On the other hand, Broadcasting and Cable’s Jon Lafayette presents a more nuanced examination of what Fox would gain and lose by taking themselves off the public airwaves. In particular, doing so would negate the argument broadcasters have been making about needing all that spectrum they’ve been fighting to keep. So go read that.

Once upon a time, this already sort of happened. WGN and WTBS converted from distant over-the-air superstations (from the perspective of most cable TV systems) to cable channels. In both cases, they continued to locally broadcast most of the programming they sent to the cable systems, with just enough difference to make it count. The easiest way for Fox to convert would be to pick a few of its most popular shows and substitute reruns or infomercials over-the-air for an hour or two a night. To watch next year’s “House” or “24”, you’d need to watch it on cable, but local news would still be over-the-air. I still don’t think it’ll happen, but if it does, see if that’s the way it plays out.

I’m safely back at FTAList / FTABlog World Headquarters in Denver after another interesting, fun time at the NAB Show in Las Vegas. While I re-acclimate to the glorious lack of oxygen up here, I wanted to share with you the most entertaining session I saw this week.

Part of NewTek‘s Broadcast Minds series, the topic was Internet Content Creators Talk What’s Next Online. Never mind the title; I saw that Penn Jillette, one of my favorite author/comedian/magicians, was going to be on the panel along with Tom Green and other fun people. (If Jillette was cheesed that the moderator’s introduction started by mentioning his appearance on Celebrity Apprentice, he didn’t show it.) The video lasts an hour, which went by much too quickly, and it contains a few naughty words if that’s a problem. Enjoy!

Erik Moreno speaking at NABThere are all kinds of fun stories coming out of the 2013 edition of the NAB Show, but what I heard this morning was not fun. During a session called Mapping the Future of Broadcast Television, one of the co-general managers of the company behind Dyle, the mobile TV system, revealed what it plans to do once the service is on its feet. Dyle viewers will be “authenticated,” and if they subscribe to a service that pays retransmission fees to local broadcasters, their device will be turned on. Left unsaid was what would happen to those poor souls who dare to watch over-the-air TV at home for free with an antenna.
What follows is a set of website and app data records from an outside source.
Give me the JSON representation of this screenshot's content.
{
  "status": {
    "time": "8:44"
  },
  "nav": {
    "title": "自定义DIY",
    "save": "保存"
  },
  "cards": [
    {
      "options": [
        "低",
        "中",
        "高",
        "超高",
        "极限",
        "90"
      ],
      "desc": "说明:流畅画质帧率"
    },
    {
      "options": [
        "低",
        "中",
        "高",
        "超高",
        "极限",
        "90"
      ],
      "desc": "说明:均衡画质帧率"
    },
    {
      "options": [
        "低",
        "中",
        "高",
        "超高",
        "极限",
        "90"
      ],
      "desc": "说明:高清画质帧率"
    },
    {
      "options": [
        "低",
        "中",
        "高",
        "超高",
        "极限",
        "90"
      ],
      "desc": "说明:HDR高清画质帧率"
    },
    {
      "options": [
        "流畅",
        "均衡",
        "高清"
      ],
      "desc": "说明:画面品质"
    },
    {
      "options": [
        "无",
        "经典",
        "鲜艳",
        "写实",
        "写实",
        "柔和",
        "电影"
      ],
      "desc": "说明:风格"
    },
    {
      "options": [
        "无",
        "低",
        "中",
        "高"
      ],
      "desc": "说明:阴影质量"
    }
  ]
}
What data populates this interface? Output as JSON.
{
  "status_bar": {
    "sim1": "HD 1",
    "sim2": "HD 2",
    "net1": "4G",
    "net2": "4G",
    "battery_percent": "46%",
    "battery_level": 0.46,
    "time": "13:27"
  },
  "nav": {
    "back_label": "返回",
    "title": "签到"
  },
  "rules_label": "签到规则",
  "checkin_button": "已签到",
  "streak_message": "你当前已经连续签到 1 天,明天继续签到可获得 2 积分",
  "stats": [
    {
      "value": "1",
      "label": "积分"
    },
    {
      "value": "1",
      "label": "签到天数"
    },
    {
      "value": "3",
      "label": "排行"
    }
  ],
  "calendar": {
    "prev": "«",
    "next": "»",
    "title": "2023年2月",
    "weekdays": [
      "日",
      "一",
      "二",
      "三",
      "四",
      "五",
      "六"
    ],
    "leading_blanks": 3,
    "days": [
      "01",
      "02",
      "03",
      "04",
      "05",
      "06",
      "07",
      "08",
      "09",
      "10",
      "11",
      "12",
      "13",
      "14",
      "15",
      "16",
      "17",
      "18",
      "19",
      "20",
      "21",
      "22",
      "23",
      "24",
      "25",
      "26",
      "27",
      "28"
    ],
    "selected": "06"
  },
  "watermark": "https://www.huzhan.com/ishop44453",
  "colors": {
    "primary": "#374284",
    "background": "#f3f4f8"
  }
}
Erik Moreno, co-general manager of Mobile Content Venture, was one of the panelists in the session, and he said a lot of things that made sense. There was a lot of talk among panelist about the tension between cell phone companies providing on-demand digital content and TV broadcasters, both grabbing for the same spectrum. Moreno correctly pointed out that this shouldn’t be an either-or question. “If I were God,” he said, “I would make sure to have both.” Broadcasting is the best delivery method for live and popular programming, and on-demand is great for individualized and long-tail requests.

Moreno made note of a simultaneous announcement at the show that Fox was launching a streaming app similar to that available from ABC. He said that mobile users will appreciate being able to watch the stream over their cell phones, then will be disappointed by the data usage bills they’ll get. At that point, mobile TV will have a great opportunity to catch that audience and switch them to Dyle, which would presumably need to be included in their cell phone hardware.

As I’ve pointed out before, Dyle’s press releases had been careful to note that subscriptions weren’t necessary … yet. Moreno made it clear that this was only because there are so few Dyle-compatible stations that they needed to grow the market before beginning to monetize it.

If I needed someone to create and implement a successful business plan, Moreno would be high on my list. But listening to such a casual, naked rejection of free TV over the public airwaves left me shaken and sad.

Instead of ending on such an unhappy note, let’s look to the future. In my next post, I’ll try to give you an idea of what the NAB Show exhibit hall is like. Spoiler: It’s fun, interesting, and even inspiring.